- **Exercise instructions**
Look through the entries that follow and count the lines with the word "Creek". The reply is that number alone.

- **Task inputs**
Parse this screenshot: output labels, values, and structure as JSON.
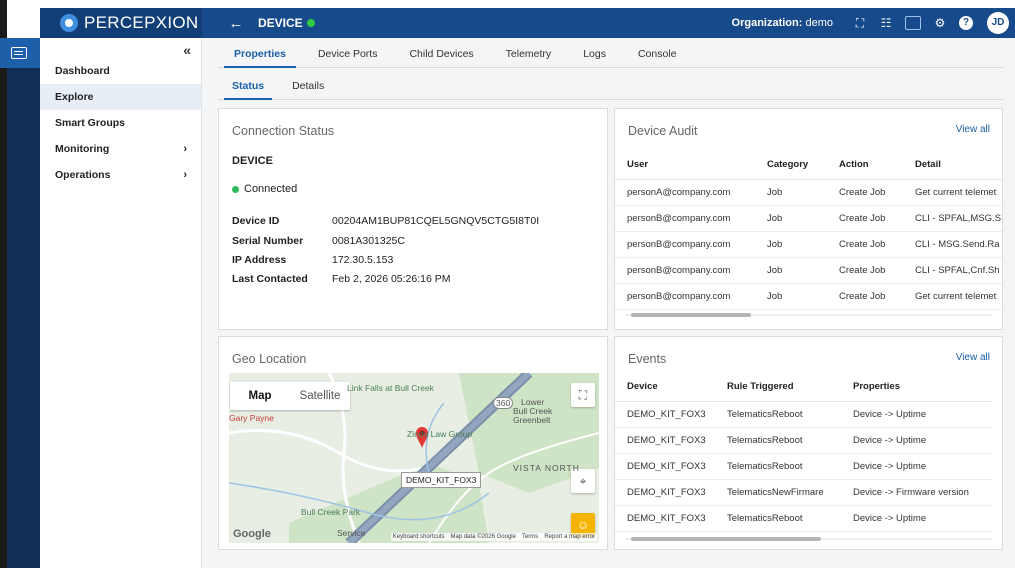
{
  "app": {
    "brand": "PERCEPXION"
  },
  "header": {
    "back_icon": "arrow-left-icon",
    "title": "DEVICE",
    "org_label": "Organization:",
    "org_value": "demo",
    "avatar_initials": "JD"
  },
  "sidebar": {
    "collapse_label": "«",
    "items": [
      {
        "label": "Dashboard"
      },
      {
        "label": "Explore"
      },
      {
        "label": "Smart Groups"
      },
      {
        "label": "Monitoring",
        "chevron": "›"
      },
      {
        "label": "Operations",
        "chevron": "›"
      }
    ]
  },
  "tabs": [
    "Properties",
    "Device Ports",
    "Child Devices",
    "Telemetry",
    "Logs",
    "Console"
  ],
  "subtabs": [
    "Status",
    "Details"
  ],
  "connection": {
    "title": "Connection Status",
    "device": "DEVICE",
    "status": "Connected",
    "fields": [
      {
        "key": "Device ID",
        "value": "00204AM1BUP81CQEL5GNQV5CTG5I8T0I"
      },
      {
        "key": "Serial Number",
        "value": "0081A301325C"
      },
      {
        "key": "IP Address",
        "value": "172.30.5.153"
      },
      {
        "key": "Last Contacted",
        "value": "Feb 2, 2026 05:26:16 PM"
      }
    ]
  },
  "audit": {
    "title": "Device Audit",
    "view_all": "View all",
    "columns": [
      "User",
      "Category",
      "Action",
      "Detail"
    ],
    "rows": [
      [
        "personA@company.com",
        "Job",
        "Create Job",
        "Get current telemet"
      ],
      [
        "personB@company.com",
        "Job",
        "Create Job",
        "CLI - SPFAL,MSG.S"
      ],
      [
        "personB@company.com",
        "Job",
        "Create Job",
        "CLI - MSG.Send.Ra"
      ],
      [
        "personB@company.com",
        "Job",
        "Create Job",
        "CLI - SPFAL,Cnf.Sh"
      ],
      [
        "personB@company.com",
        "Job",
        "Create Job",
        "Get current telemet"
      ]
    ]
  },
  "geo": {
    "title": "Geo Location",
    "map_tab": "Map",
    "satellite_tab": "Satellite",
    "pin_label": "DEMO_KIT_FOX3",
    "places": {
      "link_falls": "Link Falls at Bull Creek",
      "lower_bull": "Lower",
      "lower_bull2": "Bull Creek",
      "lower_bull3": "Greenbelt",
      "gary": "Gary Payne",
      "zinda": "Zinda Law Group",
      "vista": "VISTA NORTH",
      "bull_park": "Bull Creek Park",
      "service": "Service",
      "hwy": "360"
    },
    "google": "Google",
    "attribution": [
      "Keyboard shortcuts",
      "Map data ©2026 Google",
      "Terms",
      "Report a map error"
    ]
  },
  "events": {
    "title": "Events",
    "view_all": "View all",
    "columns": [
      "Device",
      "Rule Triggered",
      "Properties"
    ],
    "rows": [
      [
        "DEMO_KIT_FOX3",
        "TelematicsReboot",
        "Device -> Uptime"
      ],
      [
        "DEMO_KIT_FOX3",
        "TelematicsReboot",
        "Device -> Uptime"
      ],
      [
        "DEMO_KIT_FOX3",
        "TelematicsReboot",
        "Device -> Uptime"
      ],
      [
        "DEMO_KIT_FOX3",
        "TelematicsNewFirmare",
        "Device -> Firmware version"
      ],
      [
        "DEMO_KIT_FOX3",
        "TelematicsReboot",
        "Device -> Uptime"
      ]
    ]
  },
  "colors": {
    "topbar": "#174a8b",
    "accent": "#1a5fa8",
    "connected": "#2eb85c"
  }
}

- **Answer to this task**
3